    On one day that we were there we heard that someone saw three tiger snakes on one trail.  Apparently they are common but I'm glad I never saw one. (They are deadly poisonous.)  The vast majority of the wildlife only comes out at night although some of the possums and wallabies hang around the lodge and cabins--hoping for a handout.  We were sitting on our porch one afternoon having tea and, as we unwrapped a cookie, a wallaby hopped out of the bush.  I think it has learned to listen for the crinkle of cookie wrapping!  Instead we gave it some apple.
Local Food
    Several times while in Australia we've tried what is billed on the menu as scones with Devonshire cream but they have never been quite the same as we had in England--neither the scones nor the cream.  But when we were in Cradle Mountain I had a delicious apple crumble (made from fresh Tasmanian apples) with what they call King Island Cream.  The cream was thick and delicious and the closest we've come to Cornish clotted cream in Australia.

Honey and Glow Worms

Inside the wildlife park, we saw real Tasmanian devils racing around their enclosure.
    On Tuesday we took a somewhat leisurely drive back to Hobart stopping at a wild animal park, a honey factory to see leatherwood honey being processed (it is whirled in a giant centrifuge) and at a cave where we saw amazing rock formations and glow worms.  The glow worms, which are actually the larva of a kind of fly, attach themselves to the ceiling of a large chamber in the cave and then wait to catch insects that are attracted to their lights.  When the guide turned off her light it was like being in a planetarium except that instead of looking at constellations, the ceiling was dotted with the lights of hundreds of glow worms.

Back to Melbourne
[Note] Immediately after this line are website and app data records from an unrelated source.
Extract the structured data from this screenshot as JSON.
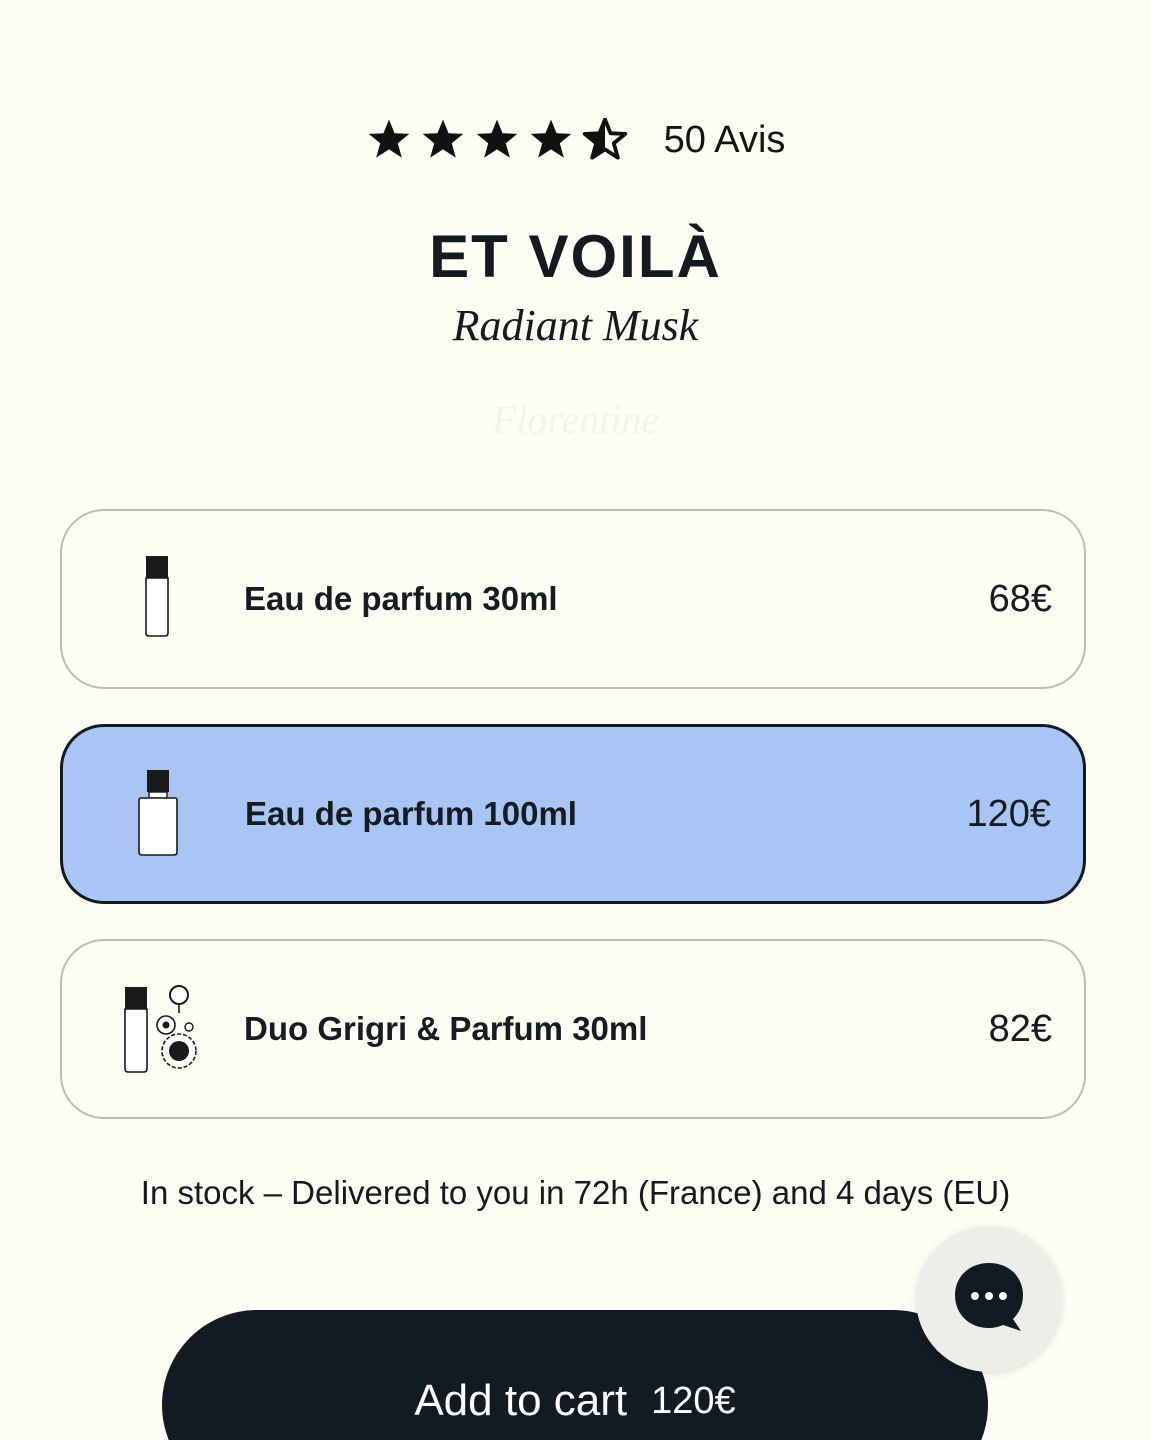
{
  "rating": {
    "value": 4.5,
    "max": 5,
    "reviews_label": "50 Avis"
  },
  "product": {
    "title": "ET VOILÀ",
    "subtitle": "Radiant Musk",
    "faded_line": "Florentine"
  },
  "options": [
    {
      "label": "Eau de parfum 30ml",
      "price": "68€",
      "icon": "bottle-30ml-icon",
      "selected": false
    },
    {
      "label": "Eau de parfum 100ml",
      "price": "120€",
      "icon": "bottle-100ml-icon",
      "selected": true
    },
    {
      "label": "Duo Grigri & Parfum 30ml",
      "price": "82€",
      "icon": "bottle-keychain-icon",
      "selected": false
    }
  ],
  "stock_text": "In stock – Delivered to you in 72h (France) and 4 days (EU)",
  "cart": {
    "label": "Add to cart",
    "price": "120€"
  },
  "chat": {
    "icon": "chat-bubble-icon"
  },
  "colors": {
    "background": "#fdfdf3",
    "selected_option": "#a9c5f6",
    "dark": "#121b22",
    "border": "#bdbdb6"
  }
}
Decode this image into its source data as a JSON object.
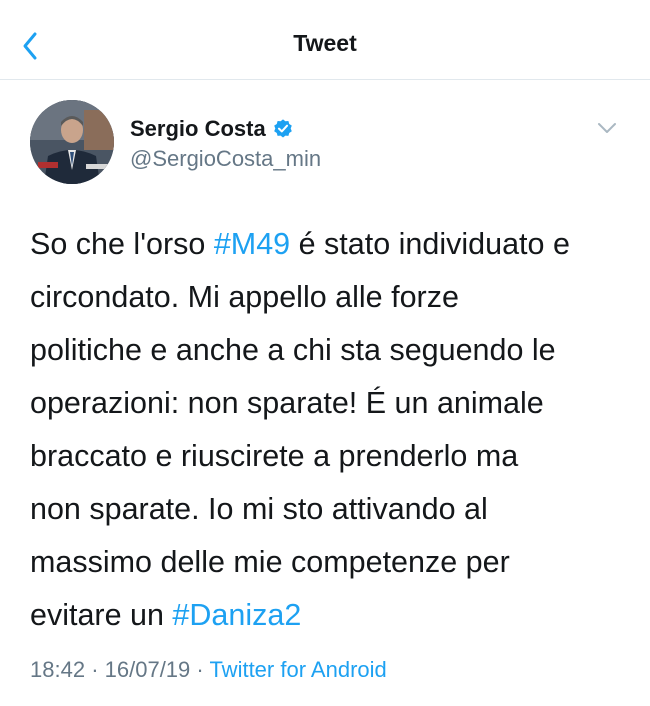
{
  "header": {
    "title": "Tweet"
  },
  "author": {
    "display_name": "Sergio Costa",
    "handle": "@SergioCosta_min",
    "verified": true
  },
  "tweet": {
    "lines": [
      {
        "pre": "So che l'orso ",
        "tag": "#M49",
        "post": " é stato individuato e"
      },
      {
        "pre": "circondato. Mi appello alle forze",
        "tag": "",
        "post": ""
      },
      {
        "pre": "politiche e anche a chi sta seguendo le",
        "tag": "",
        "post": ""
      },
      {
        "pre": "operazioni: non sparate! É un animale",
        "tag": "",
        "post": ""
      },
      {
        "pre": "braccato e riuscirete a prenderlo ma",
        "tag": "",
        "post": ""
      },
      {
        "pre": "non sparate. Io mi sto attivando al",
        "tag": "",
        "post": ""
      },
      {
        "pre": "massimo delle mie competenze per",
        "tag": "",
        "post": ""
      },
      {
        "pre": "evitare un ",
        "tag": "#Daniza2",
        "post": ""
      }
    ]
  },
  "meta": {
    "time": "18:42",
    "separator": "·",
    "date": "16/07/19",
    "source": "Twitter for Android"
  },
  "colors": {
    "accent": "#1da1f2",
    "text": "#14171a",
    "muted": "#657786",
    "divider": "#e1e8ed"
  },
  "icons": {
    "back": "chevron-left-icon",
    "verified": "verified-badge-icon",
    "menu": "chevron-down-icon"
  }
}
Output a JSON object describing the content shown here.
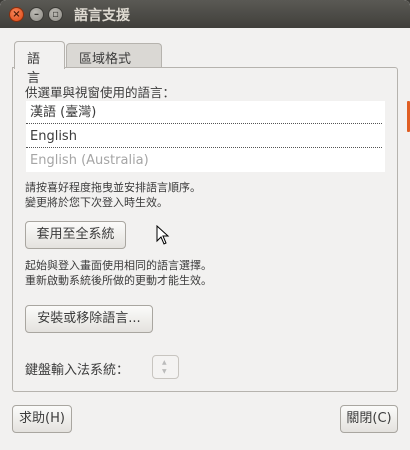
{
  "window": {
    "title": "語言支援"
  },
  "tabs": [
    {
      "label": "語言"
    },
    {
      "label": "區域格式"
    }
  ],
  "language_panel": {
    "list_label": "供選單與視窗使用的語言：",
    "languages": [
      {
        "label": "漢語 (臺灣)"
      },
      {
        "label": "English"
      },
      {
        "label": "English (Australia)"
      }
    ],
    "drag_hint_line1": "請按喜好程度拖曳並安排語言順序。",
    "drag_hint_line2": "變更將於您下次登入時生效。",
    "apply_button": "套用至全系統",
    "apply_hint_line1": "起始與登入畫面使用相同的語言選擇。",
    "apply_hint_line2": "重新啟動系統後所做的更動才能生效。",
    "install_button": "安裝或移除語言...",
    "input_method_label": "鍵盤輸入法系統：",
    "input_method_value": ""
  },
  "footer": {
    "help_button": "求助(H)",
    "close_button": "關閉(C)"
  },
  "colors": {
    "accent": "#e05e23",
    "titlebar": "#403f3b",
    "window_bg": "#f2f1f0"
  }
}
Waterfall at Cradle Mountain
    I decided that I needed to read something by an Australian author on the plane trip to Tasmania so I bought a book called Mallawindy by Joy Dettman.  It's a page turner and is the same kind of sweeping family saga as The Thornbirds.  I predict that we'll see it soon as a miniseries.   One of the interesting things about the book is that the main character has a double personality.
    Everyone told us after we came back that our trip to Tasmania was too short, and we agreed.  We could easily have spent much more time at Cradle Mountain and we never had time to explore the coast along the east side of the island.  Someday, we’ll have to go back.
Making Reservations:  For this trip I made all our reservations through the travel service at the RAC (Royal Auto Club) in Melbourne, which has a reciprocal arrangement with the AAA, of which we are members.